◆ Exercise details: Every line below that holds the string "label" must be copied.

[Component data from apps and pages]

_ _ _

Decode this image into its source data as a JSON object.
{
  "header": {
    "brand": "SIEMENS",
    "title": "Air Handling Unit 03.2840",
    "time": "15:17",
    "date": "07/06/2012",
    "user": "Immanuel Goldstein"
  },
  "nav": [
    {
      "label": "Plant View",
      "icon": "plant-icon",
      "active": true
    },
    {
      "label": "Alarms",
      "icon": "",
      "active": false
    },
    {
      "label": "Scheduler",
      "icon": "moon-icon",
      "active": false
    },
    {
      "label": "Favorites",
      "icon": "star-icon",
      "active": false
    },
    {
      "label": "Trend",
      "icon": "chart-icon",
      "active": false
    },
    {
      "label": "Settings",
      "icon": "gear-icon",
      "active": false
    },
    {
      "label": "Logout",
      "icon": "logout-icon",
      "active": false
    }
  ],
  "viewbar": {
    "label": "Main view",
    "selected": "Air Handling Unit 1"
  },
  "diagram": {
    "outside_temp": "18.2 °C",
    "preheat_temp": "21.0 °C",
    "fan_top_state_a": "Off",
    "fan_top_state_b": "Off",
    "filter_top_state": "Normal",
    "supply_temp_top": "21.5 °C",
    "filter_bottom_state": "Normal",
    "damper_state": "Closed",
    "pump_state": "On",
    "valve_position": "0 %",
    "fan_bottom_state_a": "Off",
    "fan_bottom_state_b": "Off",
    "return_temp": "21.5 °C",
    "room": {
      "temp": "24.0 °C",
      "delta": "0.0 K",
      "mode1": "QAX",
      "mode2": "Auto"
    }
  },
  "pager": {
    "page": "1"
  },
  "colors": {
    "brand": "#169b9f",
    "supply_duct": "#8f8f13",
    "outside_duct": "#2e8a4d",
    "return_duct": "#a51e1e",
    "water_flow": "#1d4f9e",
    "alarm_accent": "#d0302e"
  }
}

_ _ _

◆ Your solution:
      "label": "Plant View",
      "label": "Alarms",
      "label": "Scheduler",
      "label": "Favorites",
      "label": "Trend",
      "label": "Settings",
      "label": "Logout",
    "label": "Main view",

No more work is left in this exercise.